EXERCISE MATERIAL START

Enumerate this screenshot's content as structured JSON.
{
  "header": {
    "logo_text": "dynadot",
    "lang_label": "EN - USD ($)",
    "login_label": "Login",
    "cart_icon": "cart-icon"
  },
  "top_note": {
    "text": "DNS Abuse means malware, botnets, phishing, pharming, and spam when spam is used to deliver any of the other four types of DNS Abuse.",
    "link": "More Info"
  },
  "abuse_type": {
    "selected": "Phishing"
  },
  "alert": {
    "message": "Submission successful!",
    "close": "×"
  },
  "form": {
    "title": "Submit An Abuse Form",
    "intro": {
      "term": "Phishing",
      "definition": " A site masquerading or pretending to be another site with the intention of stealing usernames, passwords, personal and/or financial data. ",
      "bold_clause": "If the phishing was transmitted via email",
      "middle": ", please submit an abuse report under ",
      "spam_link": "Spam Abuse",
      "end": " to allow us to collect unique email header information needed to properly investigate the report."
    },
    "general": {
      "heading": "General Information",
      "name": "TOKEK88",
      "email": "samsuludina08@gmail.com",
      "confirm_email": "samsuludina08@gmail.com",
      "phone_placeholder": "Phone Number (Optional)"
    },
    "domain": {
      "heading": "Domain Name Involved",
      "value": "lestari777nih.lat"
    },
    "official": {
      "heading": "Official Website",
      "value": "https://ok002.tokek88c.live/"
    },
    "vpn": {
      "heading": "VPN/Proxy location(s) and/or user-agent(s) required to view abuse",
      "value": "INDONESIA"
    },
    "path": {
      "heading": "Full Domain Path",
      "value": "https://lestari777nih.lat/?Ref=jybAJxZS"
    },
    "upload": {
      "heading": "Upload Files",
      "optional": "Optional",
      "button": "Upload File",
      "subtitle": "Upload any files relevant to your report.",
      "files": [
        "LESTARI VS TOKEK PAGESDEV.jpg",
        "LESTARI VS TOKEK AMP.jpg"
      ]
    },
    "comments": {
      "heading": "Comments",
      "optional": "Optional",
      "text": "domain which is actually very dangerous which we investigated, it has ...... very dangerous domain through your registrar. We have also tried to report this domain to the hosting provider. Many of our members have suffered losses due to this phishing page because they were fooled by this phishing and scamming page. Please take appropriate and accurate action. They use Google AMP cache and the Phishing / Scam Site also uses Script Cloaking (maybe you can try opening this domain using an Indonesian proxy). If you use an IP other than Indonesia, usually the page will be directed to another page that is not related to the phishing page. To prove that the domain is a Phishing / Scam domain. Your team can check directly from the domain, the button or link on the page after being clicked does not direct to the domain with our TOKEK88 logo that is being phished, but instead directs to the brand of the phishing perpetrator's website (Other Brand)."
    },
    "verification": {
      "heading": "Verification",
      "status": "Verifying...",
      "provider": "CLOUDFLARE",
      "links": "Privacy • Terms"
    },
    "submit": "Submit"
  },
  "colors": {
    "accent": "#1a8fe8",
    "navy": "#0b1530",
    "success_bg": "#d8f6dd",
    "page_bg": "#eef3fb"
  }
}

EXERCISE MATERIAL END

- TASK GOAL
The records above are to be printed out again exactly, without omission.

- RESPONSE
Enumerate this screenshot's content as structured JSON.
{
  "header": {
    "logo_text": "dynadot",
    "lang_label": "EN - USD ($)",
    "login_label": "Login",
    "cart_icon": "cart-icon"
  },
  "top_note": {
    "text": "DNS Abuse means malware, botnets, phishing, pharming, and spam when spam is used to deliver any of the other four types of DNS Abuse.",
    "link": "More Info"
  },
  "abuse_type": {
    "selected": "Phishing"
  },
  "alert": {
    "message": "Submission successful!",
    "close": "×"
  },
  "form": {
    "title": "Submit An Abuse Form",
    "intro": {
      "term": "Phishing",
      "definition": " A site masquerading or pretending to be another site with the intention of stealing usernames, passwords, personal and/or financial data. ",
      "bold_clause": "If the phishing was transmitted via email",
      "middle": ", please submit an abuse report under ",
      "spam_link": "Spam Abuse",
      "end": " to allow us to collect unique email header information needed to properly investigate the report."
    },
    "general": {
      "heading": "General Information",
      "name": "TOKEK88",
      "email": "samsuludina08@gmail.com",
      "confirm_email": "samsuludina08@gmail.com",
      "phone_placeholder": "Phone Number (Optional)"
    },
    "domain": {
      "heading": "Domain Name Involved",
      "value": "lestari777nih.lat"
    },
    "official": {
      "heading": "Official Website",
      "value": "https://ok002.tokek88c.live/"
    },
    "vpn": {
      "heading": "VPN/Proxy location(s) and/or user-agent(s) required to view abuse",
      "value": "INDONESIA"
    },
    "path": {
      "heading": "Full Domain Path",
      "value": "https://lestari777nih.lat/?Ref=jybAJxZS"
    },
    "upload": {
      "heading": "Upload Files",
      "optional": "Optional",
      "button": "Upload File",
      "subtitle": "Upload any files relevant to your report.",
      "files": [
        "LESTARI VS TOKEK PAGESDEV.jpg",
        "LESTARI VS TOKEK AMP.jpg"
      ]
    },
    "comments": {
      "heading": "Comments",
      "optional": "Optional",
      "text": "domain which is actually very dangerous which we investigated, it has ...... very dangerous domain through your registrar. We have also tried to report this domain to the hosting provider. Many of our members have suffered losses due to this phishing page because they were fooled by this phishing and scamming page. Please take appropriate and accurate action. They use Google AMP cache and the Phishing / Scam Site also uses Script Cloaking (maybe you can try opening this domain using an Indonesian proxy). If you use an IP other than Indonesia, usually the page will be directed to another page that is not related to the phishing page. To prove that the domain is a Phishing / Scam domain. Your team can check directly from the domain, the button or link on the page after being clicked does not direct to the domain with our TOKEK88 logo that is being phished, but instead directs to the brand of the phishing perpetrator's website (Other Brand)."
    },
    "verification": {
      "heading": "Verification",
      "status": "Verifying...",
      "provider": "CLOUDFLARE",
      "links": "Privacy • Terms"
    },
    "submit": "Submit"
  },
  "colors": {
    "accent": "#1a8fe8",
    "navy": "#0b1530",
    "success_bg": "#d8f6dd",
    "page_bg": "#eef3fb"
  }
}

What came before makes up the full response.